# RECORDS SUPPLIED
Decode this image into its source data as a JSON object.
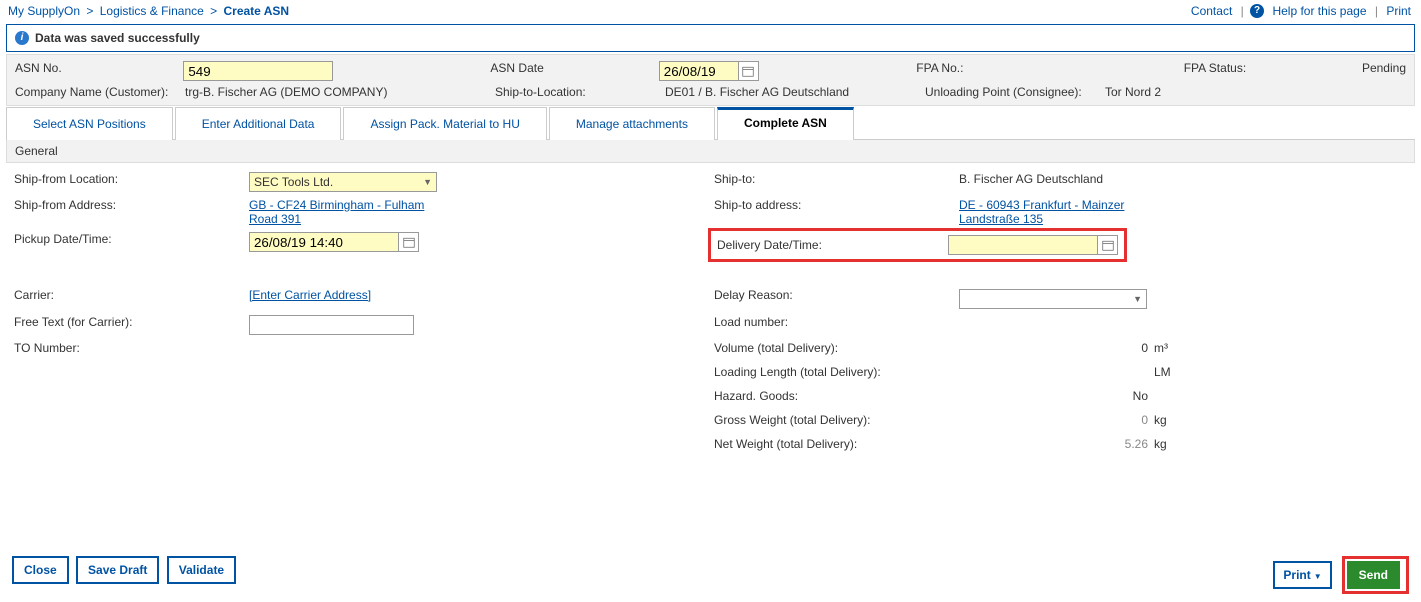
{
  "breadcrumb": {
    "a": "My SupplyOn",
    "b": "Logistics & Finance",
    "c": "Create ASN"
  },
  "toplinks": {
    "contact": "Contact",
    "help": "Help for this page",
    "print": "Print"
  },
  "message": "Data was saved successfully",
  "header": {
    "asn_no_lbl": "ASN No.",
    "asn_no": "549",
    "asn_date_lbl": "ASN Date",
    "asn_date": "26/08/19",
    "fpa_no_lbl": "FPA No.:",
    "fpa_status_lbl": "FPA Status:",
    "fpa_status": "Pending",
    "company_lbl": "Company Name (Customer):",
    "company": "trg-B. Fischer AG (DEMO COMPANY)",
    "shipto_loc_lbl": "Ship-to-Location:",
    "shipto_loc": "DE01 / B. Fischer AG Deutschland",
    "unload_lbl": "Unloading Point (Consignee):",
    "unload": "Tor Nord 2"
  },
  "tabs": {
    "t1": "Select ASN Positions",
    "t2": "Enter Additional Data",
    "t3": "Assign Pack. Material to HU",
    "t4": "Manage attachments",
    "t5": "Complete ASN"
  },
  "section": "General",
  "form": {
    "shipfrom_loc_lbl": "Ship-from Location:",
    "shipfrom_loc": "SEC Tools Ltd.",
    "shipfrom_addr_lbl": "Ship-from Address:",
    "shipfrom_addr": "GB - CF24 Birmingham - Fulham Road 391",
    "pickup_lbl": "Pickup Date/Time:",
    "pickup": "26/08/19 14:40",
    "carrier_lbl": "Carrier:",
    "carrier_link": "[Enter Carrier Address]",
    "freetext_lbl": "Free Text (for Carrier):",
    "to_number_lbl": "TO Number:",
    "shipto_lbl": "Ship-to:",
    "shipto": "B. Fischer AG Deutschland",
    "shipto_addr_lbl": "Ship-to address:",
    "shipto_addr": "DE - 60943 Frankfurt - Mainzer Landstraße 135",
    "delivery_lbl": "Delivery Date/Time:",
    "delivery": "",
    "delay_lbl": "Delay Reason:",
    "load_number_lbl": "Load number:",
    "volume_lbl": "Volume (total Delivery):",
    "volume": "0",
    "volume_unit": "m³",
    "loadlen_lbl": "Loading Length (total Delivery):",
    "loadlen_unit": "LM",
    "hazard_lbl": "Hazard. Goods:",
    "hazard": "No",
    "gross_lbl": "Gross Weight (total Delivery):",
    "gross": "0",
    "gross_unit": "kg",
    "net_lbl": "Net Weight (total Delivery):",
    "net": "5.26",
    "net_unit": "kg"
  },
  "buttons": {
    "close": "Close",
    "save": "Save Draft",
    "validate": "Validate",
    "print": "Print",
    "send": "Send"
  }
}
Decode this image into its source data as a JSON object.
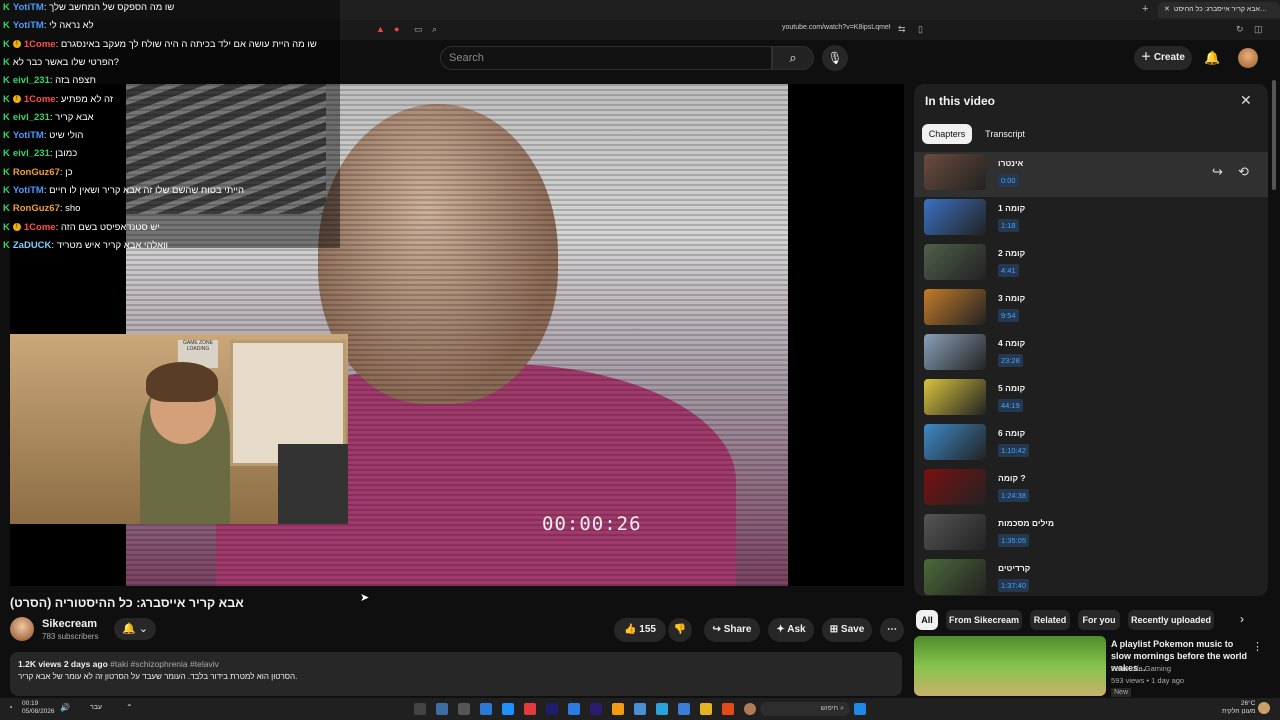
{
  "browser": {
    "tab_title": "אבא קריר אייסברג: כל ההיסט…",
    "url": "youtube.com/watch?v=K8ipsLqmeI"
  },
  "header": {
    "search_placeholder": "Search",
    "create_label": "Create"
  },
  "chat": [
    {
      "user": "YotiTM",
      "msg": "שו מה הספקס של המחשב שלך",
      "color": "#4b9bff",
      "badge": false
    },
    {
      "user": "YotiTM",
      "msg": "לא נראה לי",
      "color": "#4b9bff",
      "badge": false
    },
    {
      "user": "1Come",
      "msg": "שו מה היית עושה אם ילד בכיתה ה היה שולח לך מעקב באינסגרם",
      "color": "#ff4d4d",
      "badge": true
    },
    {
      "user": "",
      "msg": "הפרטי שלו באשר כבר לא?",
      "color": "#ffffff",
      "badge": false
    },
    {
      "user": "eivl_231",
      "msg": "תצפה בזה",
      "color": "#36d36b",
      "badge": false
    },
    {
      "user": "1Come",
      "msg": "זה לא מפתיע",
      "color": "#ff4d4d",
      "badge": true
    },
    {
      "user": "eivl_231",
      "msg": "אבא קריר",
      "color": "#36d36b",
      "badge": false
    },
    {
      "user": "YotiTM",
      "msg": "הולי שיט",
      "color": "#4b9bff",
      "badge": false
    },
    {
      "user": "eivl_231",
      "msg": "כמובן",
      "color": "#36d36b",
      "badge": false
    },
    {
      "user": "RonGuz67",
      "msg": "כן",
      "color": "#f0a030",
      "badge": false
    },
    {
      "user": "YotiTM",
      "msg": "הייתי בטוח שהשם שלו זה אבא קריר ושאין לו חיים",
      "color": "#4b9bff",
      "badge": false
    },
    {
      "user": "RonGuz67",
      "msg": "sho",
      "color": "#f0a030",
      "badge": false
    },
    {
      "user": "1Come",
      "msg": "יש סטנדאפיסט בשם הזה",
      "color": "#ff4d4d",
      "badge": true
    },
    {
      "user": "ZaDUCK",
      "msg": "וואלהי אבא קריר איש מטריד",
      "color": "#7ad0ff",
      "badge": false
    }
  ],
  "player": {
    "timecode": "00:00:26",
    "webcam_sign": "GAME ZONE LOADING"
  },
  "video": {
    "title": "אבא קריר אייסברג: כל ההיסטוריה (הסרט)",
    "channel": "Sikecream",
    "subscribers": "783 subscribers",
    "likes": "155",
    "share_label": "Share",
    "ask_label": "Ask",
    "save_label": "Save",
    "views_date": "1.2K views  2 days ago",
    "tags": "#taki #schizophrenia #telaviv",
    "description": "הסרטון הוא למטרת בידור בלבד. העומר שעבד על הסרטון זה לא עומר של אבא קריר."
  },
  "panel": {
    "title": "In this video",
    "tab_chapters": "Chapters",
    "tab_transcript": "Transcript",
    "chapters": [
      {
        "name": "אינטרו",
        "time": "0:00",
        "color": "#6b4b3e"
      },
      {
        "name": "קומה 1",
        "time": "1:18",
        "color": "#3a72c4"
      },
      {
        "name": "קומה 2",
        "time": "4:41",
        "color": "#4f5f4a"
      },
      {
        "name": "קומה 3",
        "time": "9:54",
        "color": "#c47b2a"
      },
      {
        "name": "קומה 4",
        "time": "23:28",
        "color": "#8aa0b8"
      },
      {
        "name": "קומה 5",
        "time": "44:19",
        "color": "#d9c43c"
      },
      {
        "name": "קומה 6",
        "time": "1:10:42",
        "color": "#3e8ac9"
      },
      {
        "name": "קומה ?",
        "time": "1:24:38",
        "color": "#7a1010"
      },
      {
        "name": "מילים מסכמות",
        "time": "1:35:05",
        "color": "#555555"
      },
      {
        "name": "קרדיטים",
        "time": "1:37:40",
        "color": "#4d6a3a"
      }
    ]
  },
  "chips": [
    "All",
    "From Sikecream",
    "Related",
    "For you",
    "Recently uploaded"
  ],
  "recommendation": {
    "title": "A playlist Pokemon music to slow mornings before the world wakes...",
    "channel": "Farm Life Gaming",
    "meta": "593 views • 1 day ago",
    "badge": "New"
  },
  "taskbar": {
    "time": "00:19",
    "date": "05/08/2026",
    "search_label": "חיפוש",
    "weather_temp": "26°C",
    "weather_desc": "מעונן חלקית",
    "lang": "עבר"
  },
  "colors": {
    "accent_blue": "#3ea6ff",
    "background": "#0f0f0f"
  }
}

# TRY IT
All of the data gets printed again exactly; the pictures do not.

# EXERCISE OUTPUT
Decode this image into its source data as a JSON object.
{
  "breadcrumb": {
    "a": "My SupplyOn",
    "b": "Logistics & Finance",
    "c": "Create ASN"
  },
  "toplinks": {
    "contact": "Contact",
    "help": "Help for this page",
    "print": "Print"
  },
  "message": "Data was saved successfully",
  "header": {
    "asn_no_lbl": "ASN No.",
    "asn_no": "549",
    "asn_date_lbl": "ASN Date",
    "asn_date": "26/08/19",
    "fpa_no_lbl": "FPA No.:",
    "fpa_status_lbl": "FPA Status:",
    "fpa_status": "Pending",
    "company_lbl": "Company Name (Customer):",
    "company": "trg-B. Fischer AG (DEMO COMPANY)",
    "shipto_loc_lbl": "Ship-to-Location:",
    "shipto_loc": "DE01 / B. Fischer AG Deutschland",
    "unload_lbl": "Unloading Point (Consignee):",
    "unload": "Tor Nord 2"
  },
  "tabs": {
    "t1": "Select ASN Positions",
    "t2": "Enter Additional Data",
    "t3": "Assign Pack. Material to HU",
    "t4": "Manage attachments",
    "t5": "Complete ASN"
  },
  "section": "General",
  "form": {
    "shipfrom_loc_lbl": "Ship-from Location:",
    "shipfrom_loc": "SEC Tools Ltd.",
    "shipfrom_addr_lbl": "Ship-from Address:",
    "shipfrom_addr": "GB - CF24 Birmingham - Fulham Road 391",
    "pickup_lbl": "Pickup Date/Time:",
    "pickup": "26/08/19 14:40",
    "carrier_lbl": "Carrier:",
    "carrier_link": "[Enter Carrier Address]",
    "freetext_lbl": "Free Text (for Carrier):",
    "to_number_lbl": "TO Number:",
    "shipto_lbl": "Ship-to:",
    "shipto": "B. Fischer AG Deutschland",
    "shipto_addr_lbl": "Ship-to address:",
    "shipto_addr": "DE - 60943 Frankfurt - Mainzer Landstraße 135",
    "delivery_lbl": "Delivery Date/Time:",
    "delivery": "",
    "delay_lbl": "Delay Reason:",
    "load_number_lbl": "Load number:",
    "volume_lbl": "Volume (total Delivery):",
    "volume": "0",
    "volume_unit": "m³",
    "loadlen_lbl": "Loading Length (total Delivery):",
    "loadlen_unit": "LM",
    "hazard_lbl": "Hazard. Goods:",
    "hazard": "No",
    "gross_lbl": "Gross Weight (total Delivery):",
    "gross": "0",
    "gross_unit": "kg",
    "net_lbl": "Net Weight (total Delivery):",
    "net": "5.26",
    "net_unit": "kg"
  },
  "buttons": {
    "close": "Close",
    "save": "Save Draft",
    "validate": "Validate",
    "print": "Print",
    "send": "Send"
  }
}
Decode this image into its source data as a JSON object.
{
  "browser": {
    "tab_title": "אבא קריר אייסברג: כל ההיסט…",
    "url": "youtube.com/watch?v=K8ipsLqmeI"
  },
  "header": {
    "search_placeholder": "Search",
    "create_label": "Create"
  },
  "chat": [
    {
      "user": "YotiTM",
      "msg": "שו מה הספקס של המחשב שלך",
      "color": "#4b9bff",
      "badge": false
    },
    {
      "user": "YotiTM",
      "msg": "לא נראה לי",
      "color": "#4b9bff",
      "badge": false
    },
    {
      "user": "1Come",
      "msg": "שו מה היית עושה אם ילד בכיתה ה היה שולח לך מעקב באינסגרם",
      "color": "#ff4d4d",
      "badge": true
    },
    {
      "user": "",
      "msg": "הפרטי שלו באשר כבר לא?",
      "color": "#ffffff",
      "badge": false
    },
    {
      "user": "eivl_231",
      "msg": "תצפה בזה",
      "color": "#36d36b",
      "badge": false
    },
    {
      "user": "1Come",
      "msg": "זה לא מפתיע",
      "color": "#ff4d4d",
      "badge": true
    },
    {
      "user": "eivl_231",
      "msg": "אבא קריר",
      "color": "#36d36b",
      "badge": false
    },
    {
      "user": "YotiTM",
      "msg": "הולי שיט",
      "color": "#4b9bff",
      "badge": false
    },
    {
      "user": "eivl_231",
      "msg": "כמובן",
      "color": "#36d36b",
      "badge": false
    },
    {
      "user": "RonGuz67",
      "msg": "כן",
      "color": "#f0a030",
      "badge": false
    },
    {
      "user": "YotiTM",
      "msg": "הייתי בטוח שהשם שלו זה אבא קריר ושאין לו חיים",
      "color": "#4b9bff",
      "badge": false
    },
    {
      "user": "RonGuz67",
      "msg": "sho",
      "color": "#f0a030",
      "badge": false
    },
    {
      "user": "1Come",
      "msg": "יש סטנדאפיסט בשם הזה",
      "color": "#ff4d4d",
      "badge": true
    },
    {
      "user": "ZaDUCK",
      "msg": "וואלהי אבא קריר איש מטריד",
      "color": "#7ad0ff",
      "badge": false
    }
  ],
  "player": {
    "timecode": "00:00:26",
    "webcam_sign": "GAME ZONE LOADING"
  },
  "video": {
    "title": "אבא קריר אייסברג: כל ההיסטוריה (הסרט)",
    "channel": "Sikecream",
    "subscribers": "783 subscribers",
    "likes": "155",
    "share_label": "Share",
    "ask_label": "Ask",
    "save_label": "Save",
    "views_date": "1.2K views  2 days ago",
    "tags": "#taki #schizophrenia #telaviv",
    "description": "הסרטון הוא למטרת בידור בלבד. העומר שעבד על הסרטון זה לא עומר של אבא קריר."
  },
  "panel": {
    "title": "In this video",
    "tab_chapters": "Chapters",
    "tab_transcript": "Transcript",
    "chapters": [
      {
        "name": "אינטרו",
        "time": "0:00",
        "color": "#6b4b3e"
      },
      {
        "name": "קומה 1",
        "time": "1:18",
        "color": "#3a72c4"
      },
      {
        "name": "קומה 2",
        "time": "4:41",
        "color": "#4f5f4a"
      },
      {
        "name": "קומה 3",
        "time": "9:54",
        "color": "#c47b2a"
      },
      {
        "name": "קומה 4",
        "time": "23:28",
        "color": "#8aa0b8"
      },
      {
        "name": "קומה 5",
        "time": "44:19",
        "color": "#d9c43c"
      },
      {
        "name": "קומה 6",
        "time": "1:10:42",
        "color": "#3e8ac9"
      },
      {
        "name": "קומה ?",
        "time": "1:24:38",
        "color": "#7a1010"
      },
      {
        "name": "מילים מסכמות",
        "time": "1:35:05",
        "color": "#555555"
      },
      {
        "name": "קרדיטים",
        "time": "1:37:40",
        "color": "#4d6a3a"
      }
    ]
  },
  "chips": [
    "All",
    "From Sikecream",
    "Related",
    "For you",
    "Recently uploaded"
  ],
  "recommendation": {
    "title": "A playlist Pokemon music to slow mornings before the world wakes...",
    "channel": "Farm Life Gaming",
    "meta": "593 views • 1 day ago",
    "badge": "New"
  },
  "taskbar": {
    "time": "00:19",
    "date": "05/08/2026",
    "search_label": "חיפוש",
    "weather_temp": "26°C",
    "weather_desc": "מעונן חלקית",
    "lang": "עבר"
  },
  "colors": {
    "accent_blue": "#3ea6ff",
    "background": "#0f0f0f"
  }
}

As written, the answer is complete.